Among the entries below, count the lines containing the string "icon". Only the count is needed.
=== Begin Enclosure ===
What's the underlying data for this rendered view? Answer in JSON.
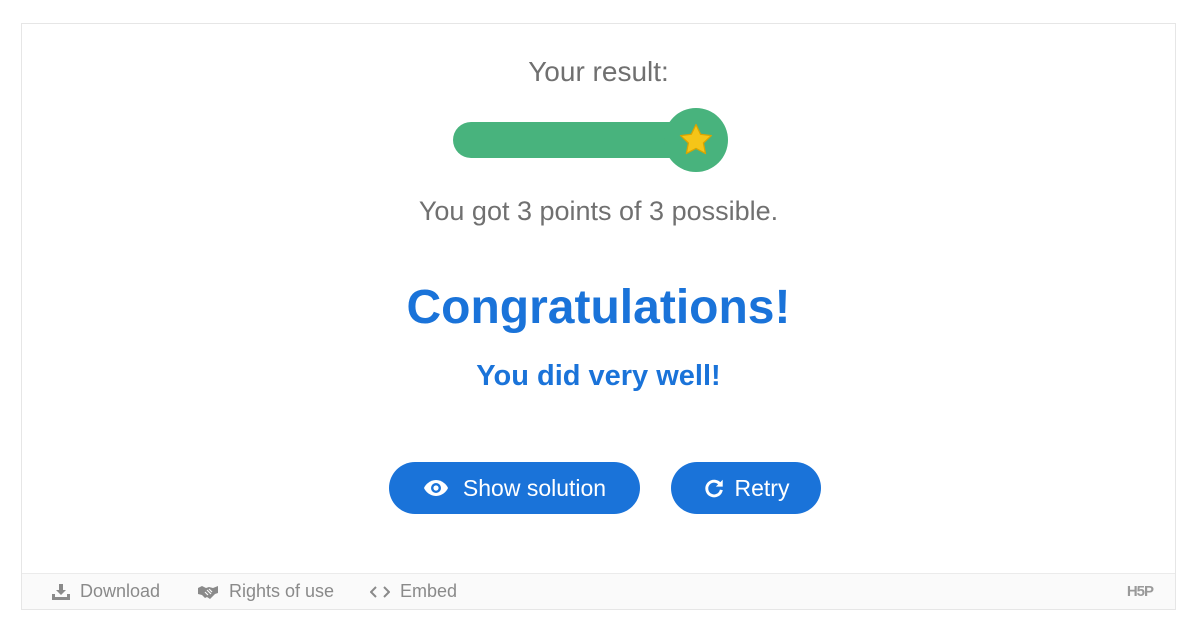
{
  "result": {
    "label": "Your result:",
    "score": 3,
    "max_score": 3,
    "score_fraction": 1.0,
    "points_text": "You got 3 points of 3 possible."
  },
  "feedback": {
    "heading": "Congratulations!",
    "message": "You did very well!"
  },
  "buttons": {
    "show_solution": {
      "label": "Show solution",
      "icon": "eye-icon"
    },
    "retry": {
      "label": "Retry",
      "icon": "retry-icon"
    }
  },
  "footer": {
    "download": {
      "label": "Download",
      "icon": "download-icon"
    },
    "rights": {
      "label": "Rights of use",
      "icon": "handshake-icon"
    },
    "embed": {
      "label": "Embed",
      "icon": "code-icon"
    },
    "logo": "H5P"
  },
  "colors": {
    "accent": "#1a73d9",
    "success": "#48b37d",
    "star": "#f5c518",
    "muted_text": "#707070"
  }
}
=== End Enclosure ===
- **Output**
5